William Thomas Stead, a British investigative journalist, met an untimely end aboard the RMS Titanic in April 1912. His experiences in the United States, documented in his book “If Christ Came to Chicago!: A Plea for the Union of All Who Love in the Service of All Who Suffer” (1894), shed light on the tradition of free lunches in bars, a phenomenon that was not unique to Chicago.
Stead highlighted the tradition of free lunches in Chicago bars, particularly at establishments like St. Lawrence House. These bars provided free hot soup and bread to visitors, fostering a sense of community and providing assistance to the less fortunate. However, this practice was not exclusive to Chicago, as evidenced by reports from Crescent, New Orleans, where nearly all bars offered free lunches in 1875.
Mark Edward Lender and James Kirby Martin, in “Drinking in America: A History” (1982), revealed that the provision of free lunches in bars often served as a facade to promote alcohol sales. The quality of the free food was questionable, with salty flavors and tough meats, pushing patrons to purchase alcoholic beverages to enhance the taste.
To circumvent the Raines law of 1896 in New York, which raised alcohol licensing fees and set age limits, bars provided free lunches with the purchase of alcoholic drinks. This practice aimed to deceive authorities while maintaining the sale of alcohol.
Jacob A. Riis, in “The Battle with the Slum” (1902), pointed out that free lunches contributed to social problems such as increased unemployment and homelessness. Consequently, in 1897, New York City banned free lunches in bars to prevent worsening social issues. The Temperance Movement also opposed the practice, viewing it as a means to promote alcohol consumption.
In the early 20th century, the Anti-Bar League emerged, intensifying efforts to end the free lunch tradition. By 1912, Los Angeles prohibited all bars from offering free lunches, followed by Chicago in 1917 and San Francisco in 1918. The culmination of these efforts led to the nationwide Prohibition era in 1920 with the Volstead Act, banning the manufacture, sale, and consumption of alcohol.
Despite the decline of free lunches in bars, the tradition continued in schools. Philadelphia and Boston pioneered school lunch programs in 1894, initially charging a minimal fee. With the onset of the Great Depression in the 1930s, the U.S. government, under President Franklin D. Roosevelt’s New Deal programs, allocated funds to ensure students’ nutritional needs were met.
The National School Lunch Act of 1946, proposed by Senator Richard B. Russell Jr., faced conservative fiscal criticism but ultimately received President Harry S. Truman’s approval. This act marked the beginning of federal involvement in school lunch programs, aiming to ensure adequate nutrition for students.
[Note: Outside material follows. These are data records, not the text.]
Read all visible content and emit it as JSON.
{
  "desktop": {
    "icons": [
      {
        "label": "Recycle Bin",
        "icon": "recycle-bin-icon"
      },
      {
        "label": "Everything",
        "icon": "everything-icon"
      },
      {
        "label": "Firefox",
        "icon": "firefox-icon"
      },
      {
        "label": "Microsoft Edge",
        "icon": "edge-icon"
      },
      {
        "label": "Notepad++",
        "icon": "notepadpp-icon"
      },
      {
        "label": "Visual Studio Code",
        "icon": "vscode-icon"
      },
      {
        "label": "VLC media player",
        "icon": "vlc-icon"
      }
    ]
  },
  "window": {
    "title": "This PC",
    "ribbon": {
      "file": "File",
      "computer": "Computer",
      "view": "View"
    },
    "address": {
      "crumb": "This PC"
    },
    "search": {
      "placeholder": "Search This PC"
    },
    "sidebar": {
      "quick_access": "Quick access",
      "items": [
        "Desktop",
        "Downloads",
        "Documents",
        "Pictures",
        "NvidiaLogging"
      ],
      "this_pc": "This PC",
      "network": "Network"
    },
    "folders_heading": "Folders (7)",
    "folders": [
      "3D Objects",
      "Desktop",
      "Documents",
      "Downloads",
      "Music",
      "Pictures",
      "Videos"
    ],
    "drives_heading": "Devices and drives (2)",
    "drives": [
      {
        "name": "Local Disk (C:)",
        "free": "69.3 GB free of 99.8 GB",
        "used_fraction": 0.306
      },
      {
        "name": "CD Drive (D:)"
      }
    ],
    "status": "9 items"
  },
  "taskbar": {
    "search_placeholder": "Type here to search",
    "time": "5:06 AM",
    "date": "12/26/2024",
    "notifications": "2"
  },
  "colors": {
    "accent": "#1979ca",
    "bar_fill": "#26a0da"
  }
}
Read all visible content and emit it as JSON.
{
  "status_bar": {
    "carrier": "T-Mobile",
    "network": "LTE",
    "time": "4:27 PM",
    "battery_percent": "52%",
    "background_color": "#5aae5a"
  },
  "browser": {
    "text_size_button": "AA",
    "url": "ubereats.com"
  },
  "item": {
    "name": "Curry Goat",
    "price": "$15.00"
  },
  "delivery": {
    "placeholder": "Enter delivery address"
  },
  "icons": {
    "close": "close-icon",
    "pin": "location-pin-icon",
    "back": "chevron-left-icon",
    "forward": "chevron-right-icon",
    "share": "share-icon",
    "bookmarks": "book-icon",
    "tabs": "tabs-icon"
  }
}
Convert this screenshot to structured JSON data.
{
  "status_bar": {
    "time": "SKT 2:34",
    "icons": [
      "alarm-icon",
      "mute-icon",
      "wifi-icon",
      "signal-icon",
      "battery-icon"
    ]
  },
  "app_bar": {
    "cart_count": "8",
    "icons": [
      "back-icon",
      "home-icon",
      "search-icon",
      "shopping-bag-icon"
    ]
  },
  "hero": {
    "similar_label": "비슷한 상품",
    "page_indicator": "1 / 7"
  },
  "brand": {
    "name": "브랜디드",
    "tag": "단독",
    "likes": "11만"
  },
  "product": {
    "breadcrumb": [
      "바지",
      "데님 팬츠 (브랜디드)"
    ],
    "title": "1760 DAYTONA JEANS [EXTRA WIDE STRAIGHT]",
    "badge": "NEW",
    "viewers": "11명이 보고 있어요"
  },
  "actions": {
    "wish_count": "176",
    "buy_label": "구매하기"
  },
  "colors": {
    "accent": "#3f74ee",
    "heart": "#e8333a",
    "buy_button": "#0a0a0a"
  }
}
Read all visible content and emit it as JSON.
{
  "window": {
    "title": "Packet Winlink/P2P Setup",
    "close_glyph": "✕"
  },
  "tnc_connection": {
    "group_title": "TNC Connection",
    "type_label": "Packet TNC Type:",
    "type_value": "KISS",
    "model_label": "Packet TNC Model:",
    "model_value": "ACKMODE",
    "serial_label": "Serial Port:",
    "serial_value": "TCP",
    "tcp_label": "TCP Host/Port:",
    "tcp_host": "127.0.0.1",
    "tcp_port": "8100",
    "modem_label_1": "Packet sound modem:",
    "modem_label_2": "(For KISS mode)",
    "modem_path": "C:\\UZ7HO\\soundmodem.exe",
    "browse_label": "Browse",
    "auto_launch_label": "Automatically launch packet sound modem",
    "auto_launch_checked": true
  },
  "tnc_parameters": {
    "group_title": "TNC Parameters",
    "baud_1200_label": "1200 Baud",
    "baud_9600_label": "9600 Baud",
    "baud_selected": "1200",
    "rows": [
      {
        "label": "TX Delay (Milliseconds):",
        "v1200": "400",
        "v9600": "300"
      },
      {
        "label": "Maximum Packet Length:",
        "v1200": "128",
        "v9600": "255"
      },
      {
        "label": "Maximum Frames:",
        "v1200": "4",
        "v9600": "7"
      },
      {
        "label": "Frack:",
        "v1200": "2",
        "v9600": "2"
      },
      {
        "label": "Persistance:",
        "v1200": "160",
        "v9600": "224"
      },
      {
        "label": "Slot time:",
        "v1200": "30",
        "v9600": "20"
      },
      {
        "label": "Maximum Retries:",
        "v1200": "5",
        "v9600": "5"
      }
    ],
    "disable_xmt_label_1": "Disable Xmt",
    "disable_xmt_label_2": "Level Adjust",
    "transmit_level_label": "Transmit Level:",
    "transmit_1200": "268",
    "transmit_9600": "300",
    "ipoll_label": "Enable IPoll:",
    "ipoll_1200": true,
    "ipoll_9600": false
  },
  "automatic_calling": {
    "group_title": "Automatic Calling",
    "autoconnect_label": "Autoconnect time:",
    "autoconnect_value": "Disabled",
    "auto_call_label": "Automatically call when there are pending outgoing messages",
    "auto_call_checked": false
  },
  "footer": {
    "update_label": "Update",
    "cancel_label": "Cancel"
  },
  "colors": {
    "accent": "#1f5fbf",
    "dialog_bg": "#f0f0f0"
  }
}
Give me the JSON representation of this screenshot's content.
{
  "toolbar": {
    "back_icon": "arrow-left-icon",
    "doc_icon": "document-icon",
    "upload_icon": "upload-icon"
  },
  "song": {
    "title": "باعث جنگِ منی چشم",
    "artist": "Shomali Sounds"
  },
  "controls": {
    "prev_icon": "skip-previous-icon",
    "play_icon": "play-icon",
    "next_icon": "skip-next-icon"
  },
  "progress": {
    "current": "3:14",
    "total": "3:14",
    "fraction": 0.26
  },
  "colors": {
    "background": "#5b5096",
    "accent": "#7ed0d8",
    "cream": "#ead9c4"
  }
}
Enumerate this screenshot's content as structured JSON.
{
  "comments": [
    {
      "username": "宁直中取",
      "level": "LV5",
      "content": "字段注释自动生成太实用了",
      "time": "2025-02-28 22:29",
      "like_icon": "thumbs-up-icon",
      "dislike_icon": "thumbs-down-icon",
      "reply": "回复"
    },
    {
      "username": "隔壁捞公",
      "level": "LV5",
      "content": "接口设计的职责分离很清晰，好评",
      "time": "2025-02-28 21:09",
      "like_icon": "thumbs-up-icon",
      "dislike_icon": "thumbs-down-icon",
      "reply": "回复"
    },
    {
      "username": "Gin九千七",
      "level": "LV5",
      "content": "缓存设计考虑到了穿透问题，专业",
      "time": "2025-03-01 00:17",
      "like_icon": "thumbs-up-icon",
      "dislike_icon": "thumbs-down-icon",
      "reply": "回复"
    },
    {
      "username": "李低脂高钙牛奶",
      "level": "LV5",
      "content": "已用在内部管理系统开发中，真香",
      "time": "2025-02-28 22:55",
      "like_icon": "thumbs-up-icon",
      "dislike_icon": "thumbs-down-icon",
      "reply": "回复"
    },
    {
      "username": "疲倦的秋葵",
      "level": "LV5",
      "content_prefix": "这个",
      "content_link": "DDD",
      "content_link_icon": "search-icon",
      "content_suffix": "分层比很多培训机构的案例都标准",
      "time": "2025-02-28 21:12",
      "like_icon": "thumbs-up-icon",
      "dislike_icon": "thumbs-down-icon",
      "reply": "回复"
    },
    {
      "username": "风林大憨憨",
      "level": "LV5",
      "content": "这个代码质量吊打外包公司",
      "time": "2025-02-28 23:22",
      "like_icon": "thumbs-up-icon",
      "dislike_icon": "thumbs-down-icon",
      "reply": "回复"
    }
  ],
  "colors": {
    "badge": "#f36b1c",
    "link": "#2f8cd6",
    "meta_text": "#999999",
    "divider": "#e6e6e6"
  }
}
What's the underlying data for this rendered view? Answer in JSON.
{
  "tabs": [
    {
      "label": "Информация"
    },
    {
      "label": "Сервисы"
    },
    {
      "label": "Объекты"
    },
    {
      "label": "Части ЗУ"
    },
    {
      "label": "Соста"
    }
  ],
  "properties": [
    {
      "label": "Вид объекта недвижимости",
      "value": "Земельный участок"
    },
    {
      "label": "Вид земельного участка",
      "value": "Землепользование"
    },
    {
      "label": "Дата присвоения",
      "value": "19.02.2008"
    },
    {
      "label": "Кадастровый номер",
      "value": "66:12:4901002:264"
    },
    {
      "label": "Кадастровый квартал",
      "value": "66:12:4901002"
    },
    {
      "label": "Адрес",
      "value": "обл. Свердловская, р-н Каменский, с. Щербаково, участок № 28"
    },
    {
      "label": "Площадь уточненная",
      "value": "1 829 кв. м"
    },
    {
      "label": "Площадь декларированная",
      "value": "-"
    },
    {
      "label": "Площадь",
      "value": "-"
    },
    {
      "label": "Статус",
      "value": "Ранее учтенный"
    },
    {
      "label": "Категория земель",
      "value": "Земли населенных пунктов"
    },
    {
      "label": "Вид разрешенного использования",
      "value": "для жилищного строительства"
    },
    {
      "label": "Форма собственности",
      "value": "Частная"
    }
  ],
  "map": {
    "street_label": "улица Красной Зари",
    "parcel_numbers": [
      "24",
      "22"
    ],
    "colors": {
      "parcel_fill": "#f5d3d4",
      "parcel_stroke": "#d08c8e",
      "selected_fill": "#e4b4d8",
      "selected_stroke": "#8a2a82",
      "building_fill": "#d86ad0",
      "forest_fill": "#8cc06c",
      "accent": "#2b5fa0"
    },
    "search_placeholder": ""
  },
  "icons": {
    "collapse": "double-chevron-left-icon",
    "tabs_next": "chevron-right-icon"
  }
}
Over the years, changes in political administrations led to fluctuations in funding for school lunch programs. In 1981, President Ronald Reagan’s administration reduced school lunch funds by $1.5 billion, citing budgetary concerns. In 2010, Michelle Obama initiated efforts to increase the number of students receiving free lunches through the Healthy, Hunger-Free Kids Act, sparking both praise and criticism.
The journey of free lunches in America, from bars to schools, reflects a complex interplay of social, economic, and political factors. While the tradition faced opposition and underwent transformations, it remains a crucial aspect of ensuring access to food for different segments of the population, evolving to address the changing needs and challenges of society.